As much as this is a book about statecraft, worldwide relations, power, class and faith, it should count, too, amongst the most permeating research studies of expert relationship: the complex, unequal relations of masters and proteges, servants and tutors, kings and their ministers. “Henry and Cromwell. Cromwell and Henry”: they step apart from the court to talk alone, requiring each other in desperate though various methods. Cromwell’s a lot of vehement love and commitment, nevertheless, comes from a dead male, Thomas Wolsey: his instructor, company and chosen dad. It is the quietest however possibly the most intense catastrophe of the unique when Wolsey’s ghost stops to talk, leaving him “without business, without suggestions”. He can however rely on those he in turn has actually sponsored. Rafe Sadler, Thomas Wriothesley: “he has actually trained them, motivated them, composed them as variations of himself”. Watchfully, appreciatively, withstanding hindsight, the unique asks what they have actually discovered.

“There is absolutely nothing versus the entertainment of the dead,” Cromwell states, “as long as they are possible.” He has actually simply utilized Holbein to paint the previous kings of England, developing their unidentified faces. It’s as if he is glancing towards Mantel, signalling approval. Where proof endures, she utilizes it; where there is silence, she provides deeply notified guesses about the world as it sought to him. It’s typically bracing of her to think about the scary of finding that a person’s life is mistakenly informed: Cromwell has actually required on lots of victims an “estrangement of self” and suffers in his turn from contortions of proof, wilful misreadings. Of the book’s numerous mirrors, this is the most troubling: the glass in which the reality of your life is taken away and reconfigured. Mantel’s task is to provide a clearer reflection, a more possible hypothesis, a more telling lighting.

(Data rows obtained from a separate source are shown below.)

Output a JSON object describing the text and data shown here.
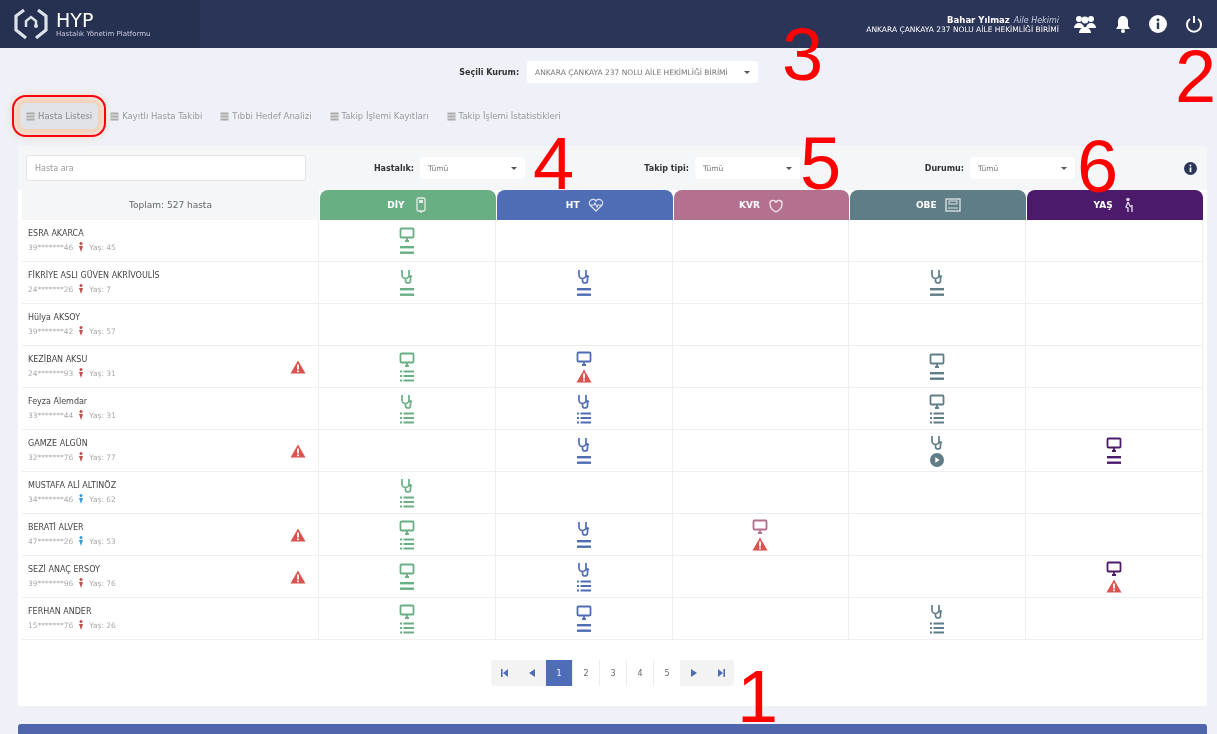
{
  "brand": {
    "name": "HYP",
    "subtitle": "Hastalık Yönetim Platformu"
  },
  "user": {
    "name": "Bahar Yılmaz",
    "role": "Aile Hekimi",
    "unit": "ANKARA ÇANKAYA 237 NOLU AİLE HEKİMLİĞİ BİRİMİ"
  },
  "institution": {
    "label": "Seçili Kurum:",
    "value": "ANKARA ÇANKAYA 237 NOLU AİLE HEKİMLİĞİ BİRİMİ"
  },
  "tabs": [
    {
      "label": "Hasta Listesi",
      "selected": true,
      "highlighted": true
    },
    {
      "label": "Kayıtlı Hasta Takibi",
      "selected": false,
      "highlighted": false
    },
    {
      "label": "Tıbbi Hedef Analizi",
      "selected": false,
      "highlighted": false
    },
    {
      "label": "Takip İşlemi Kayıtları",
      "selected": false,
      "highlighted": false
    },
    {
      "label": "Takip İşlemi İstatistikleri",
      "selected": false,
      "highlighted": false
    }
  ],
  "search": {
    "placeholder": "Hasta ara"
  },
  "filters": [
    {
      "label": "Hastalık:",
      "value": "Tümü"
    },
    {
      "label": "Takip tipi:",
      "value": "Tümü"
    },
    {
      "label": "Durumu:",
      "value": "Tümü"
    }
  ],
  "total": "Toplam: 527 hasta",
  "columns": [
    {
      "label": "DİY",
      "color": "#6aae84"
    },
    {
      "label": "HT",
      "color": "#4f6db5"
    },
    {
      "label": "KVR",
      "color": "#b4708f"
    },
    {
      "label": "OBE",
      "color": "#5f7d87"
    },
    {
      "label": "YAŞ",
      "color": "#4b1a6b"
    }
  ],
  "rows": [
    {
      "name": "ESRA AKARCA",
      "id": "39*******46",
      "male": false,
      "age": "Yaş: 45",
      "alert": false,
      "cells": [
        [
          {
            "kind": "monitor"
          },
          {
            "kind": "equals"
          }
        ],
        [],
        [],
        [],
        []
      ]
    },
    {
      "name": "FİKRİYE ASLI GÜVEN AKRİVOULİS",
      "id": "24*******26",
      "male": false,
      "age": "Yaş: 7",
      "alert": false,
      "cells": [
        [
          {
            "kind": "stethoscope"
          },
          {
            "kind": "equals"
          }
        ],
        [
          {
            "kind": "stethoscope"
          },
          {
            "kind": "equals"
          }
        ],
        [],
        [
          {
            "kind": "stethoscope"
          },
          {
            "kind": "equals"
          }
        ],
        []
      ]
    },
    {
      "name": "Hülya AKSOY",
      "id": "39*******42",
      "male": false,
      "age": "Yaş: 57",
      "alert": false,
      "cells": [
        [],
        [],
        [],
        [],
        []
      ]
    },
    {
      "name": "KEZİBAN AKSU",
      "id": "24*******93",
      "male": false,
      "age": "Yaş: 31",
      "alert": true,
      "cells": [
        [
          {
            "kind": "monitor"
          },
          {
            "kind": "list"
          }
        ],
        [
          {
            "kind": "monitor"
          },
          {
            "kind": "warning"
          }
        ],
        [],
        [
          {
            "kind": "monitor"
          },
          {
            "kind": "equals"
          }
        ],
        []
      ]
    },
    {
      "name": "Feyza Alemdar",
      "id": "33*******44",
      "male": false,
      "age": "Yaş: 31",
      "alert": false,
      "cells": [
        [
          {
            "kind": "stethoscope"
          },
          {
            "kind": "list"
          }
        ],
        [
          {
            "kind": "stethoscope"
          },
          {
            "kind": "list"
          }
        ],
        [],
        [
          {
            "kind": "monitor"
          },
          {
            "kind": "list"
          }
        ],
        []
      ]
    },
    {
      "name": "GAMZE ALGÜN",
      "id": "32*******76",
      "male": false,
      "age": "Yaş: 77",
      "alert": true,
      "cells": [
        [],
        [
          {
            "kind": "stethoscope"
          },
          {
            "kind": "equals"
          }
        ],
        [],
        [
          {
            "kind": "stethoscope"
          },
          {
            "kind": "play"
          }
        ],
        [
          {
            "kind": "monitor"
          },
          {
            "kind": "equals"
          }
        ]
      ]
    },
    {
      "name": "MUSTAFA ALİ ALTINÖZ",
      "id": "34*******46",
      "male": true,
      "age": "Yaş: 62",
      "alert": false,
      "cells": [
        [
          {
            "kind": "stethoscope"
          },
          {
            "kind": "list"
          }
        ],
        [],
        [],
        [],
        []
      ]
    },
    {
      "name": "BERATİ ALVER",
      "id": "47*******26",
      "male": true,
      "age": "Yaş: 53",
      "alert": true,
      "cells": [
        [
          {
            "kind": "monitor"
          },
          {
            "kind": "list"
          }
        ],
        [
          {
            "kind": "stethoscope"
          },
          {
            "kind": "equals"
          }
        ],
        [
          {
            "kind": "monitor"
          },
          {
            "kind": "warning"
          }
        ],
        [],
        []
      ]
    },
    {
      "name": "SEZİ ANAÇ ERSOY",
      "id": "39*******96",
      "male": false,
      "age": "Yaş: 76",
      "alert": true,
      "cells": [
        [
          {
            "kind": "monitor"
          },
          {
            "kind": "equals"
          }
        ],
        [
          {
            "kind": "stethoscope"
          },
          {
            "kind": "list"
          }
        ],
        [],
        [],
        [
          {
            "kind": "monitor"
          },
          {
            "kind": "warning"
          }
        ]
      ]
    },
    {
      "name": "FERHAN ANDER",
      "id": "15*******76",
      "male": false,
      "age": "Yaş: 26",
      "alert": false,
      "cells": [
        [
          {
            "kind": "monitor"
          },
          {
            "kind": "list"
          }
        ],
        [
          {
            "kind": "monitor"
          },
          {
            "kind": "equals"
          }
        ],
        [],
        [
          {
            "kind": "stethoscope"
          },
          {
            "kind": "list"
          }
        ],
        []
      ]
    }
  ],
  "pagination": [
    {
      "label": "1",
      "selected": true
    },
    {
      "label": "2",
      "selected": false
    },
    {
      "label": "3",
      "selected": false
    },
    {
      "label": "4",
      "selected": false
    },
    {
      "label": "5",
      "selected": false
    }
  ],
  "annotations": [
    {
      "label": "3"
    },
    {
      "label": "2"
    },
    {
      "label": "4"
    },
    {
      "label": "5"
    },
    {
      "label": "6"
    },
    {
      "label": "1"
    }
  ]
}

She is still exuberantly reconsidering what books can do. Not because Bleak House has today tense carried out such magic. The narrative voice trips sometimes like a spirit or angel on thermals of vigor, capturing the turning seasons, the rhythms of work and dreams, kitchen areas and cities and heart beats. Mantel did not have much to find out about scene-setting or remarkable timing, however her participation in the staging of Wolf Hall, and the experience of viewing the tv adjustment, might have added to an ever-finer honing of discussion. In a space at the Tower, in the time it requires to burn 2 candle lights, a detainee’s silence installs towards confession. On a thundery summer night, talking silently in a garden tower at Canonbury, consuming strawberries while the moon turns up, 2 guys set up the future “a hair’s-breadth at a time”.

Endings, firmly insists Cromwell, are chances. What starts now is the rereading. For this is a work of art that will keep yielding its riches, altering as its readers alter, moving forward with us into the future.

The Mirror &the Light is released by 4th Estate (RRP 25). To purchase a copy go to guardianbookshop.com . Free UK p &p over 15.

Read more: https://www.theguardian.com/books/2020/feb/24/the-mirror-and-the-light-hilary-mantel-review